An administrative intervention to improve the utilization of laboratory tests within a university hospital

Int J Qual Health Care. 2005 Jun;17(3):243-8. doi: 10.1093/intqhc/mzi025. Epub 2005 Apr 18.


Background: Improving the appropriateness of testing behavior and reducing the number of laboratory tests have been recognized as essential parts of quality improvement.

Objective: To assess the effectiveness of an administrative and a short-term educational intervention aimed at reducing clinical biochemistry laboratory utilization.

Design: An analysis comparing utilization of laboratory tests performed on in-patients before and after the intervention.

Setting: Computerized database of all laboratory tests performed in Hadassah Ein Kerem Medical Center, Jerusalem, Israel during 1999-2003.

Intervention: The administrative intervention included restricting available emergency laboratory tests and frequency of repeated orders. The educational measures included: discussion of the misuse of laboratory tests and its consequences with the hospital medical staff, and presentation of the new restrictive policy. A feedback of the intervention's results was sent to the wards and reviewed with senior medical staff.

Main outcome measures: Change in utilization (measured as rates per 100 hospital days) of clinical biochemistry tests by hospital division and by selected laboratory tests.
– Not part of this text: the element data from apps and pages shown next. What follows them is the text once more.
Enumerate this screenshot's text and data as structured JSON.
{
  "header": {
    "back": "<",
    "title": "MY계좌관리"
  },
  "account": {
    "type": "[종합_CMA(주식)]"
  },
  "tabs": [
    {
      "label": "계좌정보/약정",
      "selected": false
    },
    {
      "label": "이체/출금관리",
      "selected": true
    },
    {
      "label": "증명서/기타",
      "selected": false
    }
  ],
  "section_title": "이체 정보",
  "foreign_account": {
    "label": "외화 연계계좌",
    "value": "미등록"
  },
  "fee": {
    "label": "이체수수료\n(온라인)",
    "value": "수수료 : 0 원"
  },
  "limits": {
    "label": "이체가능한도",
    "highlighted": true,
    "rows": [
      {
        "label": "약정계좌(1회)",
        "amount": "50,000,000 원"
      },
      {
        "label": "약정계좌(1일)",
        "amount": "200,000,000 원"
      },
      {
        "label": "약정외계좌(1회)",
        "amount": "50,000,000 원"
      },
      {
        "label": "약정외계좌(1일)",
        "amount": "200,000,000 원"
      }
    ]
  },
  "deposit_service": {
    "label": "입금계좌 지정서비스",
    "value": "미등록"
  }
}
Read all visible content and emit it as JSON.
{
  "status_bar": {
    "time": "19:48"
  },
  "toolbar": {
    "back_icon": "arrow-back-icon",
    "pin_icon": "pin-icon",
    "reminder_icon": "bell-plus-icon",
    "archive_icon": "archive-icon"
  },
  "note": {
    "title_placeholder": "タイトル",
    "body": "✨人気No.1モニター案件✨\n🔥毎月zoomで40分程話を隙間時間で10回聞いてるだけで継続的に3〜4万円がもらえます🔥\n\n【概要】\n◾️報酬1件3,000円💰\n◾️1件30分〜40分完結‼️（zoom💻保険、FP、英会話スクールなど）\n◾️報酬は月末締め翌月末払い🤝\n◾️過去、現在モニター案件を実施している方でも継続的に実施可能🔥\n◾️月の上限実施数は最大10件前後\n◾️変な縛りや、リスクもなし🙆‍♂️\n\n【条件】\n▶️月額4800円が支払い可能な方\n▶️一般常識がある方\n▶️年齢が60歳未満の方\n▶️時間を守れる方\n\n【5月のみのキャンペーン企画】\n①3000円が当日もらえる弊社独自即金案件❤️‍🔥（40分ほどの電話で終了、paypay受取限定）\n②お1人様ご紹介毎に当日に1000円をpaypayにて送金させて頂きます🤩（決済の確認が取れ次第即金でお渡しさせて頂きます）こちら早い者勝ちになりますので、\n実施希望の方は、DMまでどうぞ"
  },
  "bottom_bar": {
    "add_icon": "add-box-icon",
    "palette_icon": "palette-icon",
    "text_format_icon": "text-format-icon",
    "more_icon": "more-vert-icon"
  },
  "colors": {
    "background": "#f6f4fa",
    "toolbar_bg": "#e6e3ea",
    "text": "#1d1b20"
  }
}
Results: An overall reduction of 19% in laboratory tests (95% CI: 18.8-19.2%) was observed in the year after the intervention. Utilization decreased significantly in all the hospital's medical divisions, within a range of 14.9-43.8%. During the intervention period, utilization of hematology tests was reduced by 7.6% (P = 0.009). Statistically significant reductions were noted in the ordering of all 12 selected clinical biochemistry tests. Although the orders of total cholesterol decreased by 72.2%, the utilization of 'high-volume' tests, such as glucose and electrolytes, showed only a modest decrease (7.9% and 6.9%, respectively).

Conclusions: The present study included all hospital medical staff and covered all the available clinical biochemistry tests. This rather simple and low-cost intervention resulted in significant reductions in clinical biochemistry test orders as well as in the ordering of hematological blood tests.

MeSH terms

  • Adult
  • Aged
  • Clinical Chemistry Tests / classification
  • Clinical Chemistry Tests / statistics & numerical data*
  • Education, Medical, Continuing
  • Feedback
  • Female
  • Guideline Adherence
  • Health Services Misuse
  • Hospitals, University / standards*
  • Hospitals, University / statistics & numerical data
  • Humans
  • Israel
  • Laboratories, Hospital / statistics & numerical data*
  • Male
  • Medical Staff, Hospital / education*
  • Middle Aged
  • Practice Guidelines as Topic
  • Practice Patterns, Physicians' / statistics & numerical data*
  • Practice Patterns, Physicians' / trends
  • Utilization Review*